Partnership Benefits High School Students

Partnership Benefits High School Students

Cristo Rey agreement
Jodie K. Smith, vice president for enrollment management, and Michael Gomez, principal of Cristo Rey Philadelphia, sign the partnership agreement.
Brenda Lange

Chestnut Hill College recently announced a partnership with Cristo Rey Philadelphia High School that offers two, $20,000 annual scholarships to first-year students entering CHC from Cristo Rey Philadelphia. The first scholarships will be awarded in the fall 2016 semester.

Cristo Rey Philadelphia is one of 28 high schools in the Cristo Rey network, which serves more than 9,000 students around the country. The Philadelphia school opened in 2012 as a partnership between local educators, businesses and universities and is an independent, Catholic high school for youth of all faiths in grades 9 to 12. The school’s website notes that the curriculum combines rigorous academics with professional work experience and serves high school students who could not otherwise afford a private education.

Cristo Rey Philadelphia students work five days per month in real jobs, for real wages, at leading Philadelphia area businesses where they are mentored by professionals. Its site says the jobs accelerate the students’ development and the wages they earn fund a substantial portion of the cost of their education.

The CHC scholarships will be renewable for up to four years of full-time enrollment in the School of Undergraduate Studies. Recipients must meet all of CHC’s admissions requirements.

“We believe that each student who comes to Chestnut Hill College has the opportunity to benefit from a mission-based, curriculum rich, Catholic liberal arts education offered in an inclusive environment,” says President Carol Jean Vale, SSJ, Ph.D. “Our schools have similar missions of engaging students from their first encounter through graduation. Our vision is that Cristo Rey students will experience a seamless transition from high school into academia that will prepare them for life’s challenges by helping them to grow intellectually, spiritually, emotionally and socially.”

— Brenda Lange

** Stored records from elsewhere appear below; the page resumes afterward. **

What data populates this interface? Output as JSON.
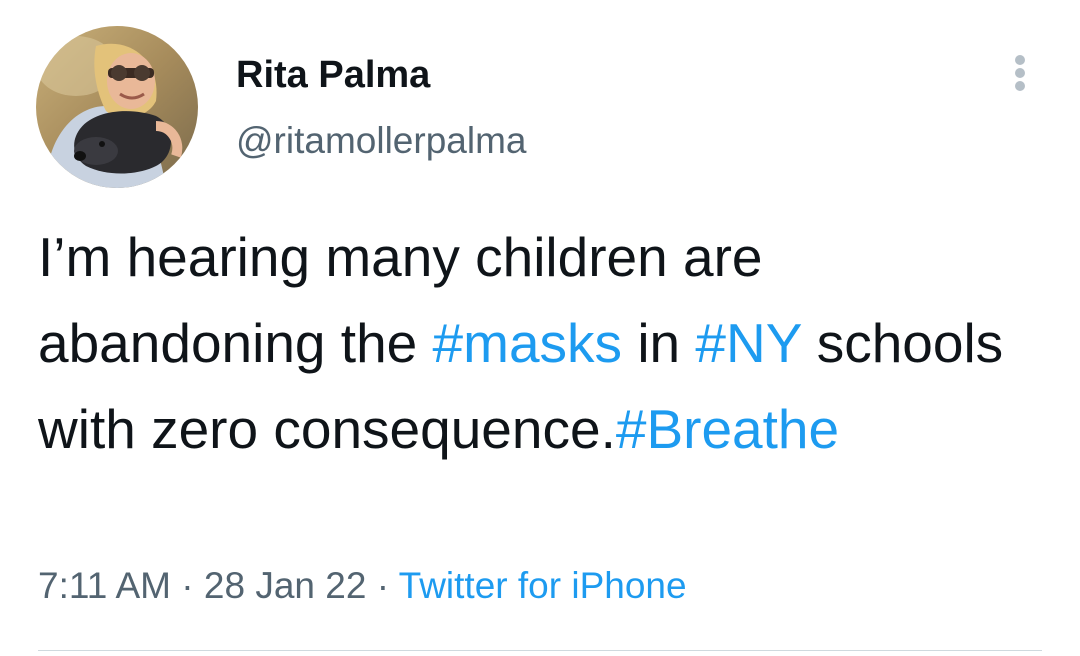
{
  "author": {
    "display_name": "Rita Palma",
    "handle": "@ritamollerpalma",
    "avatar": "profile-photo-woman-with-dog"
  },
  "tweet": {
    "segments": [
      {
        "text": "I’m hearing many children are abandoning the ",
        "type": "text"
      },
      {
        "text": "#masks",
        "type": "hashtag"
      },
      {
        "text": " in ",
        "type": "text"
      },
      {
        "text": "#NY",
        "type": "hashtag"
      },
      {
        "text": " schools with zero consequence.",
        "type": "text"
      },
      {
        "text": "#Breathe",
        "type": "hashtag"
      }
    ]
  },
  "meta": {
    "time": "7:11 AM",
    "separator": " · ",
    "date": "28 Jan 22",
    "source": "Twitter for iPhone"
  },
  "icons": {
    "more": "more-options-icon"
  },
  "colors": {
    "text": "#0f1419",
    "secondary": "#536471",
    "link": "#1d9bf0",
    "divider": "#cfd9de"
  }
}
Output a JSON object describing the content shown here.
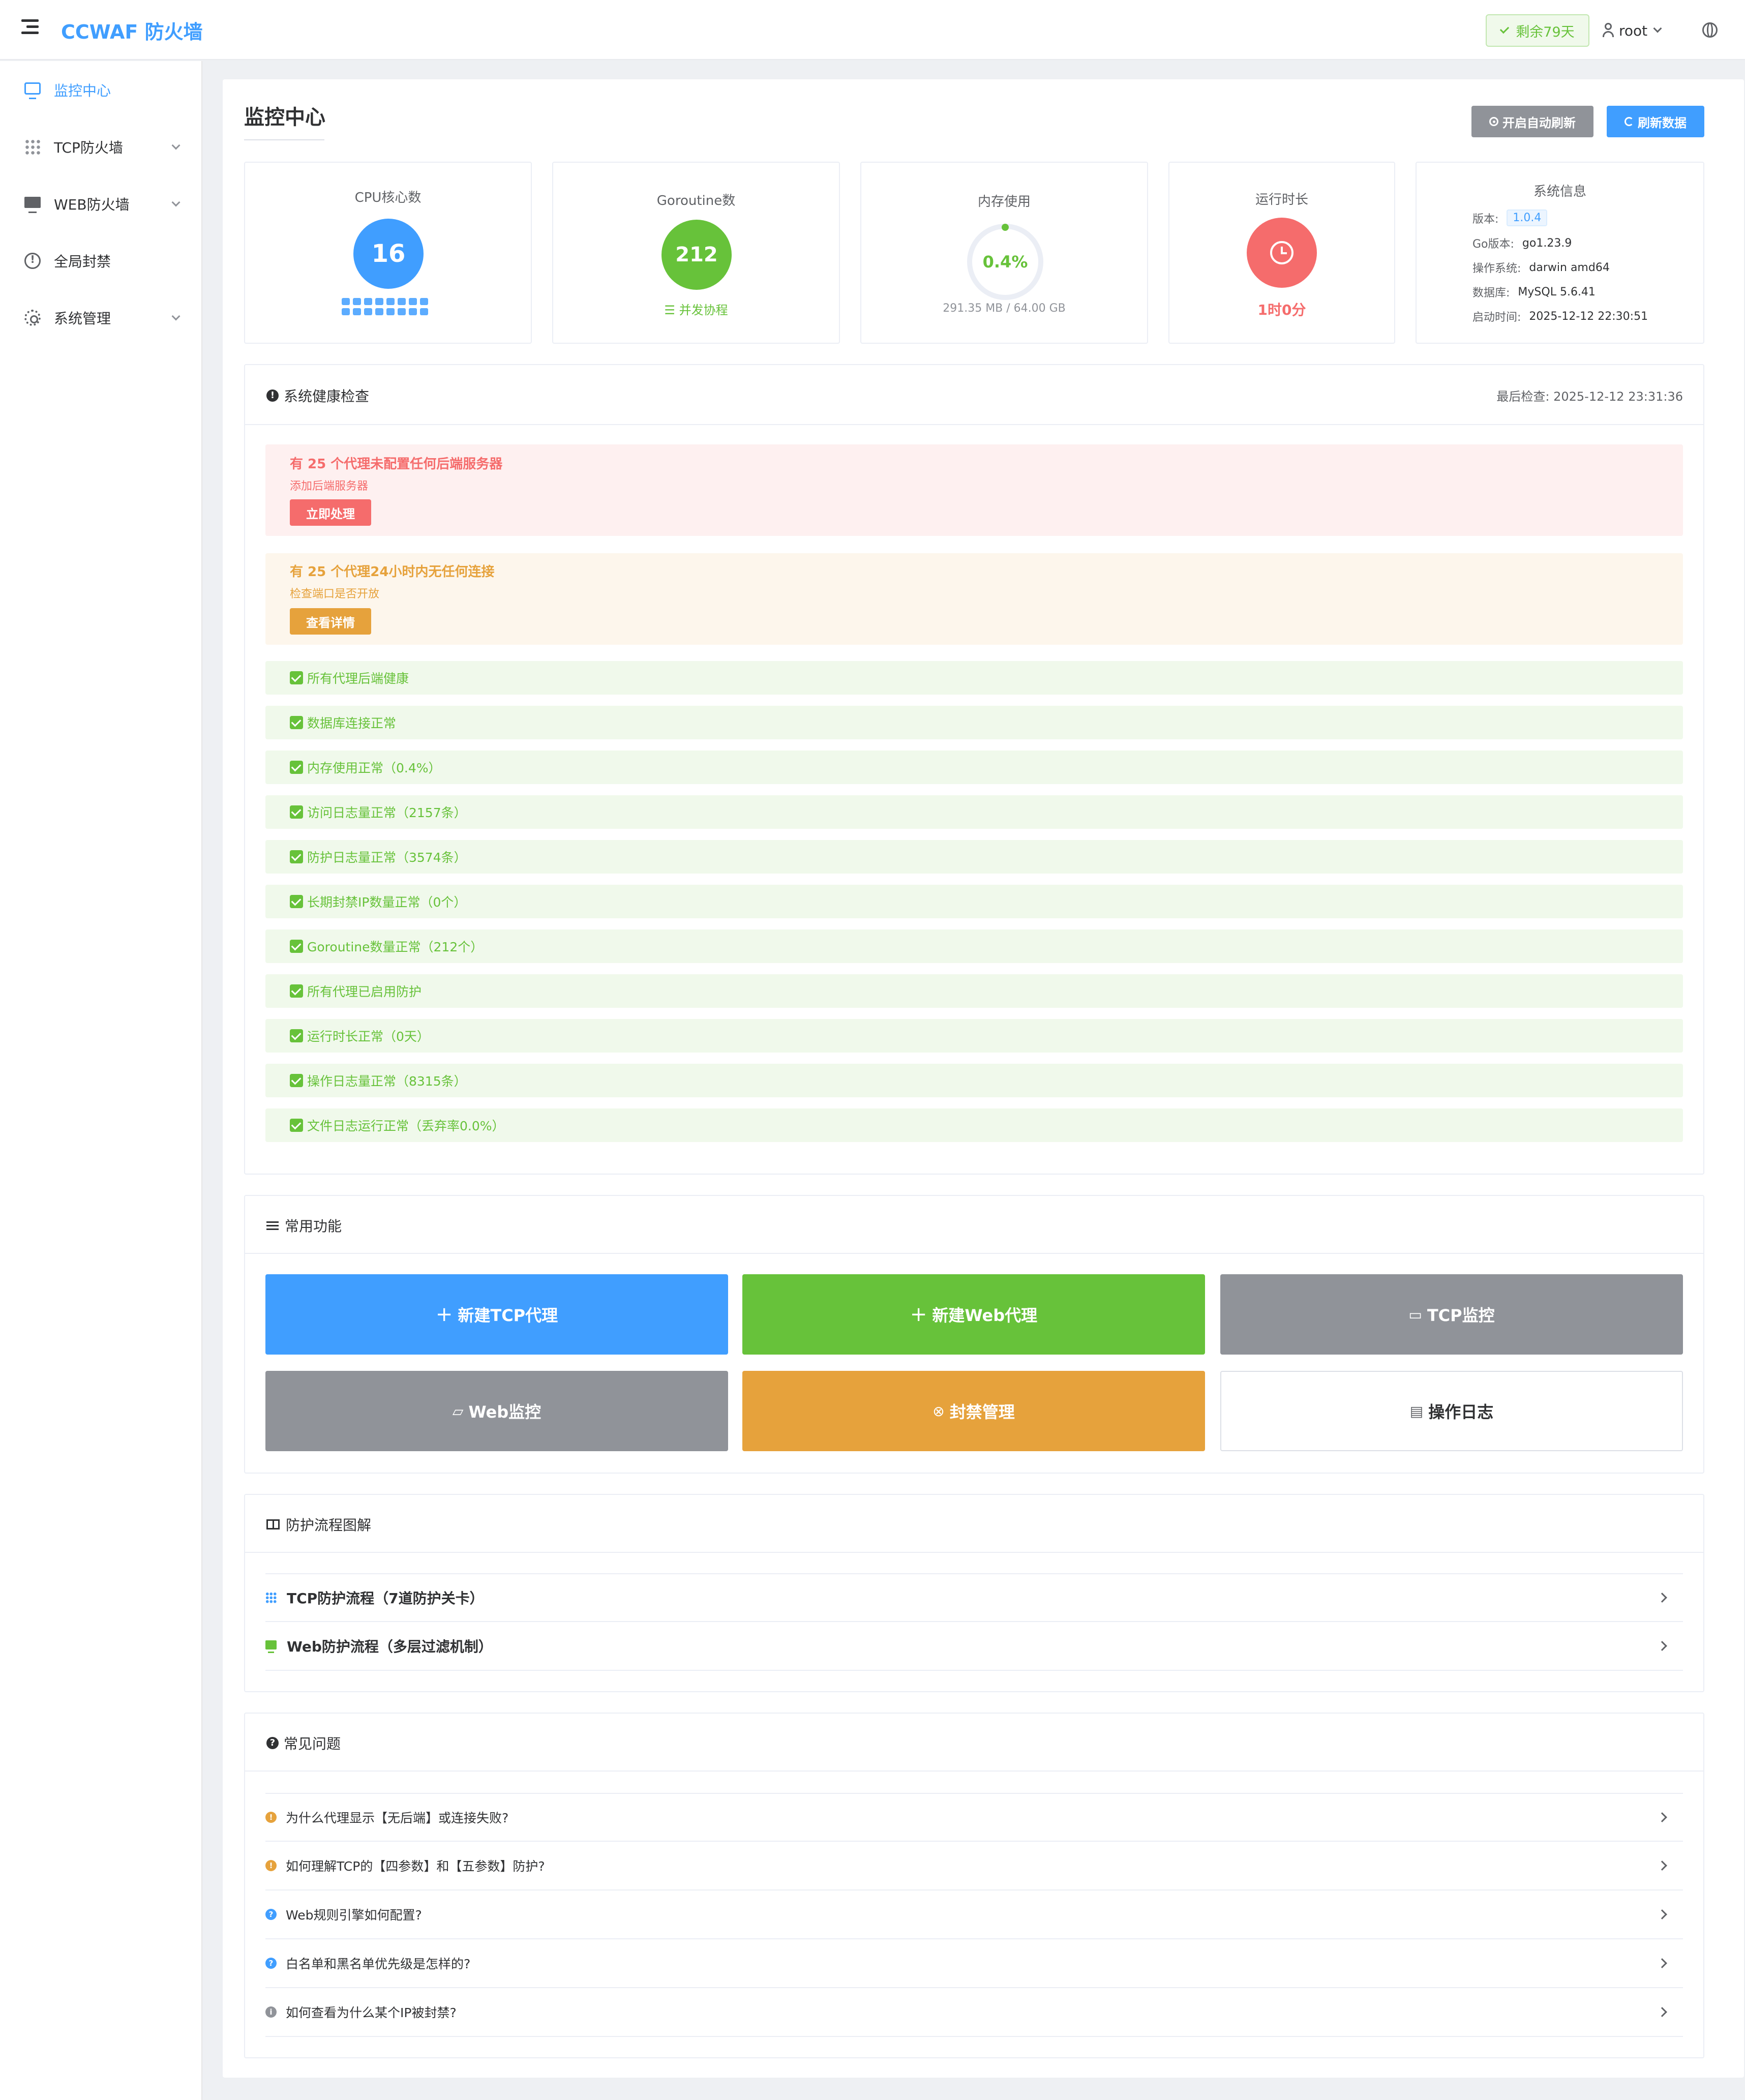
{
  "app": {
    "brand": "CCWAF 防火墙"
  },
  "header": {
    "license": "剩余79天",
    "user": "root"
  },
  "sidebar": {
    "items": [
      {
        "label": "监控中心",
        "active": true,
        "icon": "monitor-icon"
      },
      {
        "label": "TCP防火墙",
        "icon": "grid-icon",
        "expandable": true
      },
      {
        "label": "WEB防火墙",
        "icon": "screen-icon",
        "expandable": true
      },
      {
        "label": "全局封禁",
        "icon": "warning-icon"
      },
      {
        "label": "系统管理",
        "icon": "gear-icon",
        "expandable": true
      }
    ]
  },
  "page": {
    "title": "监控中心",
    "auto_refresh": "开启自动刷新",
    "refresh": "刷新数据"
  },
  "stats": {
    "cpu": {
      "label": "CPU核心数",
      "value": "16"
    },
    "goroutine": {
      "label": "Goroutine数",
      "value": "212",
      "sub": "并发协程"
    },
    "memory": {
      "label": "内存使用",
      "value": "0.4%",
      "percent": 0.4,
      "sub": "291.35 MB / 64.00 GB"
    },
    "uptime": {
      "label": "运行时长",
      "value": "1时0分"
    },
    "sysinfo": {
      "label": "系统信息",
      "version_k": "版本:",
      "version_v": "1.0.4",
      "go_k": "Go版本:",
      "go_v": "go1.23.9",
      "os_k": "操作系统:",
      "os_v": "darwin amd64",
      "db_k": "数据库:",
      "db_v": "MySQL 5.6.41",
      "start_k": "启动时间:",
      "start_v": "2025-12-12 22:30:51"
    }
  },
  "health": {
    "title": "系统健康检查",
    "last_check": "最后检查: 2025-12-12 23:31:36",
    "alerts": [
      {
        "title": "有 25 个代理未配置任何后端服务器",
        "desc": "添加后端服务器",
        "button": "立即处理",
        "level": "error"
      },
      {
        "title": "有 25 个代理24小时内无任何连接",
        "desc": "检查端口是否开放",
        "button": "查看详情",
        "level": "warning"
      }
    ],
    "ok": [
      "所有代理后端健康",
      "数据库连接正常",
      "内存使用正常（0.4%）",
      "访问日志量正常（2157条）",
      "防护日志量正常（3574条）",
      "长期封禁IP数量正常（0个）",
      "Goroutine数量正常（212个）",
      "所有代理已启用防护",
      "运行时长正常（0天）",
      "操作日志量正常（8315条）",
      "文件日志运行正常（丢弃率0.0%）"
    ]
  },
  "functions": {
    "title": "常用功能",
    "buttons": [
      {
        "label": "新建TCP代理",
        "color": "#409eff",
        "icon": "plus-icon"
      },
      {
        "label": "新建Web代理",
        "color": "#67c23a",
        "icon": "plus-icon"
      },
      {
        "label": "TCP监控",
        "color": "#909399",
        "icon": "monitor-icon"
      },
      {
        "label": "Web监控",
        "color": "#909399",
        "icon": "chat-icon"
      },
      {
        "label": "封禁管理",
        "color": "#e6a23c",
        "icon": "circle-x-icon"
      },
      {
        "label": "操作日志",
        "color": "#ffffff",
        "icon": "document-icon"
      }
    ]
  },
  "flow": {
    "title": "防护流程图解",
    "items": [
      {
        "label": "TCP防护流程（7道防护关卡）",
        "icon": "grid-icon"
      },
      {
        "label": "Web防护流程（多层过滤机制）",
        "icon": "screen-icon"
      }
    ]
  },
  "faq": {
    "title": "常见问题",
    "items": [
      {
        "q": "为什么代理显示【无后端】或连接失败?",
        "color": "#e6a23c"
      },
      {
        "q": "如何理解TCP的【四参数】和【五参数】防护?",
        "color": "#e6a23c"
      },
      {
        "q": "Web规则引擎如何配置?",
        "color": "#409eff"
      },
      {
        "q": "白名单和黑名单优先级是怎样的?",
        "color": "#409eff"
      },
      {
        "q": "如何查看为什么某个IP被封禁?",
        "color": "#909399"
      }
    ]
  }
}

This story was originally published in the August 2015 issue of Connections.